Wednesday, July 17, 2013

Review: Thomas Adès - Totentanz. BBC Symphony Orchestra, 17th July 2013

It's wonderful that Thomas Adès exists, and that he's here in the UK. In the midst of the bland mush of popular culture in these troubled islands, here we have a real live important musical artist - you know, somebody earnest students will do doctoral theses on in a hundred years. And he's here, right now in our time; producing real live brilliant stuff.

Tonight was the premiere of Adès’ latest piece, Totentanz, which means "dance of death". This was also the title of one of Goethe's darkest poems, which began as follows   . . .

The warder looks down at the mid hour of night,
On the tombs that lie scattered below;
The moon fills the place with her silvery light
And the churchyard like day seems to glow.
When see! first one grave, then another opens side,
And women and men stepping forth are descried,
In cerements snow whit and trailing

You get the idea. Franz Liszt also wrote a highly inventive piece with the same title and references. Apparently Liszt was obsessed with death, and visited hospitals and executions to feed his artistic muse. Liszt - not bland.

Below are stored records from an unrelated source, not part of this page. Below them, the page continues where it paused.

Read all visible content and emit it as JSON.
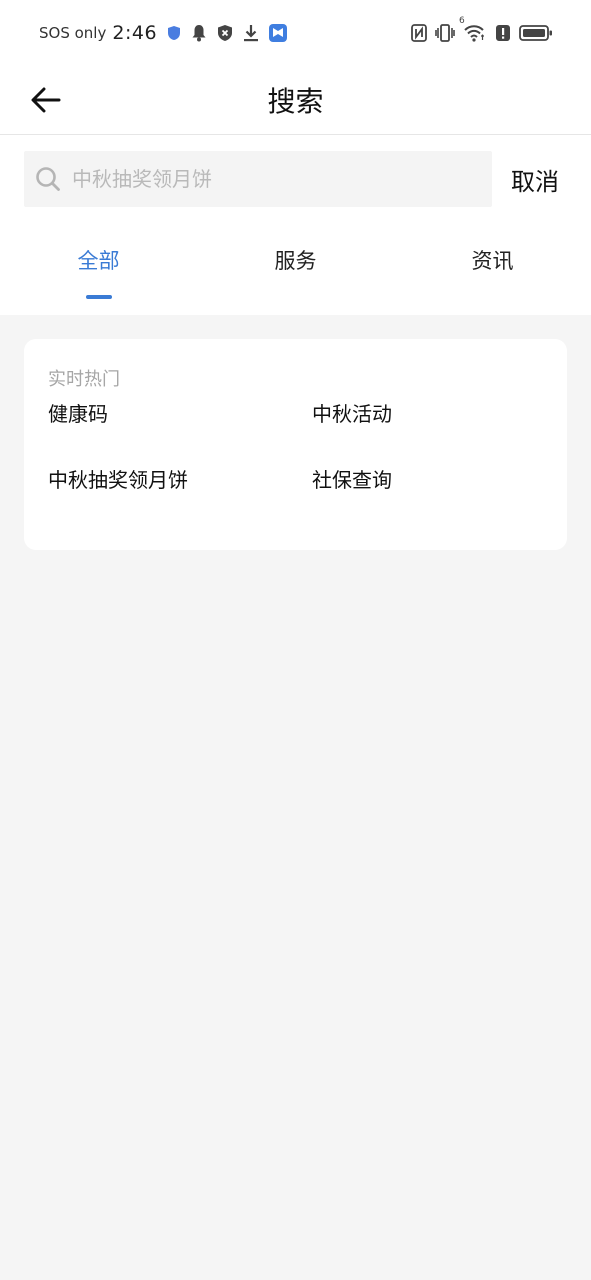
{
  "status_bar": {
    "carrier": "SOS only",
    "time": "2:46",
    "left_icons": [
      "shield-icon",
      "bell-icon",
      "security-x-icon",
      "download-icon",
      "app-notification-icon"
    ],
    "right_icons": [
      "nfc-icon",
      "vibrate-icon",
      "wifi-icon",
      "alert-icon",
      "battery-icon"
    ],
    "wifi_badge": "6"
  },
  "header": {
    "title": "搜索",
    "back_icon": "arrow-left-icon"
  },
  "search": {
    "placeholder": "中秋抽奖领月饼",
    "value": "",
    "cancel_label": "取消"
  },
  "tabs": [
    {
      "label": "全部",
      "active": true
    },
    {
      "label": "服务",
      "active": false
    },
    {
      "label": "资讯",
      "active": false
    }
  ],
  "hot": {
    "title": "实时热门",
    "items": [
      "健康码",
      "中秋活动",
      "中秋抽奖领月饼",
      "社保查询"
    ]
  },
  "colors": {
    "accent": "#3a7bd5",
    "background": "#f5f5f5",
    "card": "#ffffff",
    "placeholder": "#b9b9b9"
  }
}
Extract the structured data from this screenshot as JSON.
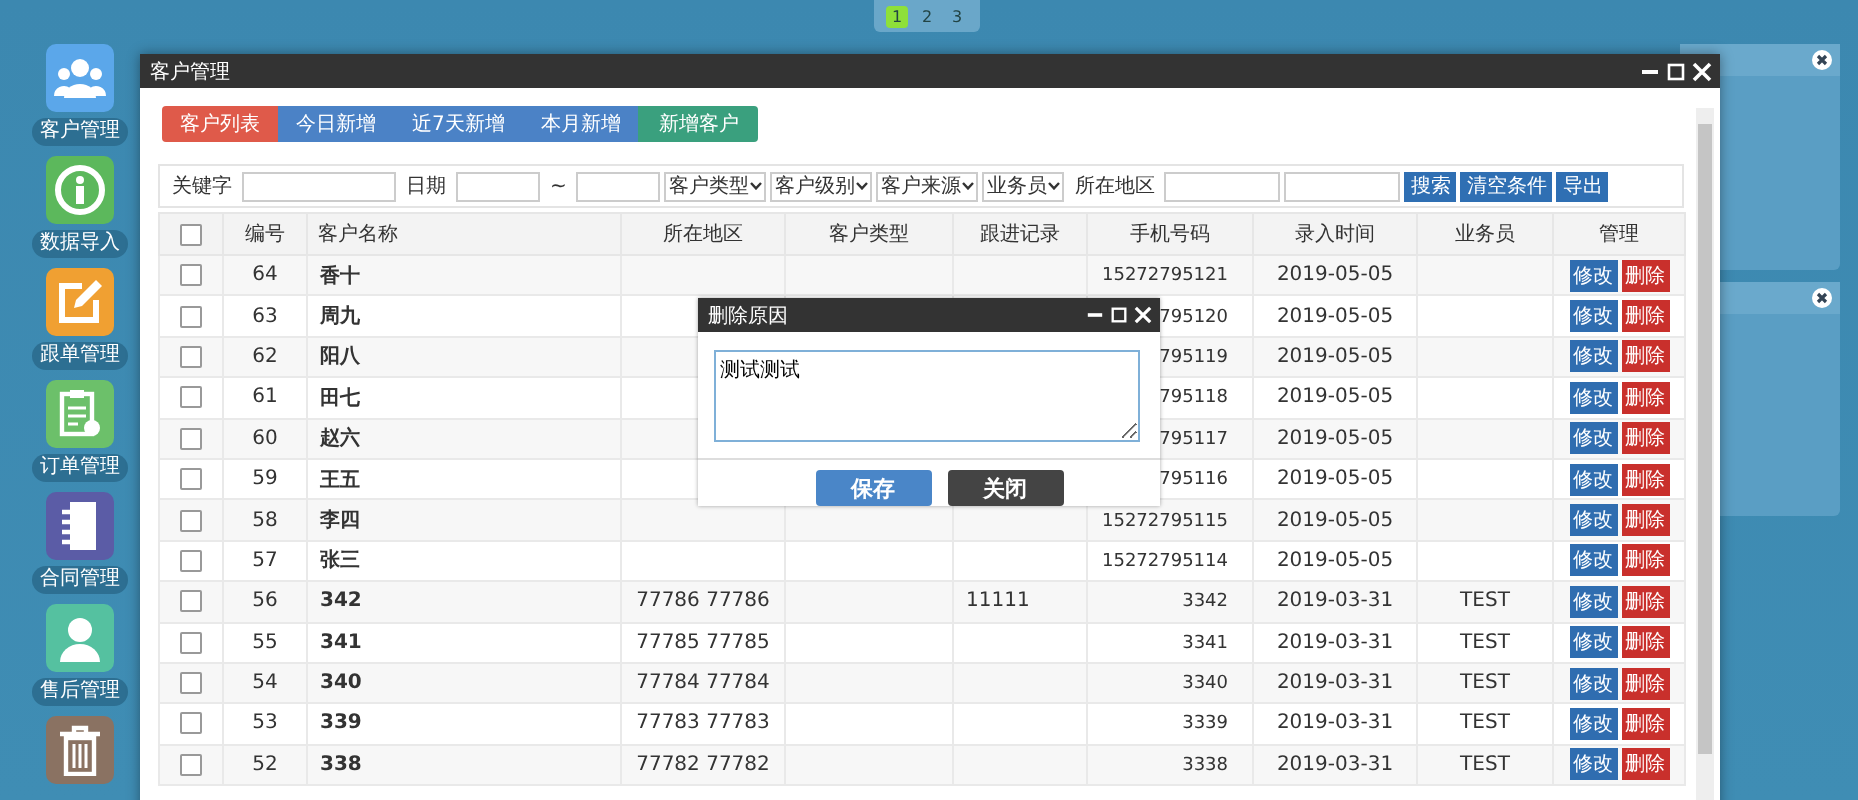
{
  "pager": [
    {
      "label": "1",
      "selected": true
    },
    {
      "label": "2",
      "selected": false
    },
    {
      "label": "3",
      "selected": false
    }
  ],
  "dock": [
    {
      "label": "客户管理",
      "color": "#5ba7ea"
    },
    {
      "label": "数据导入",
      "color": "#5cb85c"
    },
    {
      "label": "跟单管理",
      "color": "#f0a032"
    },
    {
      "label": "订单管理",
      "color": "#6cc06a"
    },
    {
      "label": "合同管理",
      "color": "#5b5ca6"
    },
    {
      "label": "售后管理",
      "color": "#55c1a0"
    },
    {
      "color": "#8a7262"
    }
  ],
  "window": {
    "title": "客户管理"
  },
  "tabs": [
    {
      "label": "客户列表",
      "selected": true
    },
    {
      "label": "今日新增",
      "selected": false
    },
    {
      "label": "近7天新增",
      "selected": false
    },
    {
      "label": "本月新增",
      "selected": false
    }
  ],
  "add_button": "新增客户",
  "filters": [
    {
      "kind": "label",
      "text": "关键字"
    },
    {
      "kind": "input"
    },
    {
      "kind": "label",
      "text": "日期"
    },
    {
      "kind": "input"
    },
    {
      "kind": "label",
      "text": "~"
    },
    {
      "kind": "input"
    },
    {
      "kind": "select",
      "text": "客户类型"
    },
    {
      "kind": "select",
      "text": "客户级别"
    },
    {
      "kind": "select",
      "text": "客户来源"
    },
    {
      "kind": "select",
      "text": "业务员"
    },
    {
      "kind": "label",
      "text": "所在地区"
    },
    {
      "kind": "input"
    },
    {
      "kind": "input"
    },
    {
      "kind": "button",
      "text": "搜索"
    },
    {
      "kind": "button",
      "text": "清空条件"
    },
    {
      "kind": "button",
      "text": "导出"
    }
  ],
  "table": {
    "header_checked": false,
    "columns": [
      "编号",
      "客户名称",
      "所在地区",
      "客户类型",
      "跟进记录",
      "手机号码",
      "录入时间",
      "业务员",
      "管理"
    ],
    "rows": [
      {
        "checked": false,
        "id": "64",
        "name": "香十",
        "phone": "15272795121",
        "date": "2019-05-05",
        "actions": [
          "修改",
          "删除"
        ]
      },
      {
        "checked": false,
        "id": "63",
        "name": "周九",
        "phone": "795120",
        "date": "2019-05-05",
        "actions": [
          "修改",
          "删除"
        ]
      },
      {
        "checked": false,
        "id": "62",
        "name": "阳八",
        "phone": "795119",
        "date": "2019-05-05",
        "actions": [
          "修改",
          "删除"
        ]
      },
      {
        "checked": false,
        "id": "61",
        "name": "田七",
        "phone": "795118",
        "date": "2019-05-05",
        "actions": [
          "修改",
          "删除"
        ]
      },
      {
        "checked": false,
        "id": "60",
        "name": "赵六",
        "phone": "795117",
        "date": "2019-05-05",
        "actions": [
          "修改",
          "删除"
        ]
      },
      {
        "checked": false,
        "id": "59",
        "name": "王五",
        "phone": "795116",
        "date": "2019-05-05",
        "actions": [
          "修改",
          "删除"
        ]
      },
      {
        "checked": false,
        "id": "58",
        "name": "李四",
        "phone": "15272795115",
        "date": "2019-05-05",
        "actions": [
          "修改",
          "删除"
        ]
      },
      {
        "checked": false,
        "id": "57",
        "name": "张三",
        "phone": "15272795114",
        "date": "2019-05-05",
        "actions": [
          "修改",
          "删除"
        ]
      },
      {
        "checked": false,
        "id": "56",
        "name": "342",
        "region": "77786 77786",
        "follow": "11111",
        "phone": "3342",
        "date": "2019-03-31",
        "staff": "TEST",
        "actions": [
          "修改",
          "删除"
        ]
      },
      {
        "checked": false,
        "id": "55",
        "name": "341",
        "region": "77785 77785",
        "phone": "3341",
        "date": "2019-03-31",
        "staff": "TEST",
        "actions": [
          "修改",
          "删除"
        ]
      },
      {
        "checked": false,
        "id": "54",
        "name": "340",
        "region": "77784 77784",
        "phone": "3340",
        "date": "2019-03-31",
        "staff": "TEST",
        "actions": [
          "修改",
          "删除"
        ]
      },
      {
        "checked": false,
        "id": "53",
        "name": "339",
        "region": "77783 77783",
        "phone": "3339",
        "date": "2019-03-31",
        "staff": "TEST",
        "actions": [
          "修改",
          "删除"
        ]
      },
      {
        "checked": false,
        "id": "52",
        "name": "338",
        "region": "77782 77782",
        "phone": "3338",
        "date": "2019-03-31",
        "staff": "TEST",
        "actions": [
          "修改",
          "删除"
        ]
      }
    ]
  },
  "dialog": {
    "title": "删除原因",
    "text": "测试测试",
    "buttons": [
      {
        "label": "保存",
        "kind": "primary"
      },
      {
        "label": "关闭",
        "kind": "secondary"
      }
    ]
  }
}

And neither is this piece of music by Adès, which injects the dance of death theme with a wry, emotional focus. The work is written in memory of Adès’ musical hero, the Polish composer Witold Roman Lutosławski, weaving visceral strings, voices and brass around a dark text alongside a frieze that disappeared when Lübeck’s Marienkirche was bombed in WW2. The text involves Death dancing with an assortment of characters - the pope, a maiden, a monk, a child. Choosing to structure the work along these unusual lines shows great creativity; and a sensitivity to one of the spiritual foundations of Europe. Fear. I'm sure that Lutodlawksi himself would have approved. This is ambitious, serious, high art, even before the first note is played.

When the first note is played, you're straight in. A few bangs and crashes, and the baritone Simon Keenlyside roars into action against a highly percussive, contrapuntal and, frankly, scary orchestral backdrop. There are eight percussionists in this piece, and good use is made of all them, with lots of clanks, plonks and booms. This ain't Haydn.

The libretto is in German, and Keenlyside's voice is well suited to Death’s authoritative assertions and emotionally intelligent coaxings. Just when you think you have a handle on this jarring, percussive piece, in comes mezzo soprano, Christianne Stotijn, with deep, plaintive – but ultimately unsuccessful - appeals to Death's better nature. The oboe weaving around her pleas works well to heighten the surfacing desperation as the victim enters the dance. Adès demands much of his singers, and Stotijn has to make full use of her range, with some beautiful breathy lows.

What impressed me about this piece is Adès use of rhythms, which almost literally unbalance the listener, leaving sharp gaps with quick stutters amidst changing beats. (Captain Beefheart gets depressed and composes an orchestral piece about death? No, not that.)

The evocation of macabre dances is compelling, and at times one can almost hear the swish of Death's cape as he twirls his victims around. The use of a waltz for the death of the monk, is both funny and unsettling, with a strange flirtation going on between death and victim.

One soon gets a sense of the fatality of the beats. With every step, with every move, jerk, spasm, the life is being sapped from the victims. At one point in the music, the percussion seems to be clubbing the life out of the struggling victims. At times there are inescapable echoes of  Carmina Burana, particularly in the slow section when  Christianne Stotijn sings deeply and sadly against a menacing octavian piano beat. The cascades of strings pull us one and all down down down.

As one would expect of a first class Cambridge grad with honorary doctorates and prizes galore - who is only 42 and liked by the French - Adès' dance is clever and reflexive; but this cleverness does not overwhelm the music. Instead, it is an intelligent, highly emotional work, which bravely and creatively explores the theme of fear of death, confronting us with often contradictory emotional landscapes. It is, in other words, quite brilliant.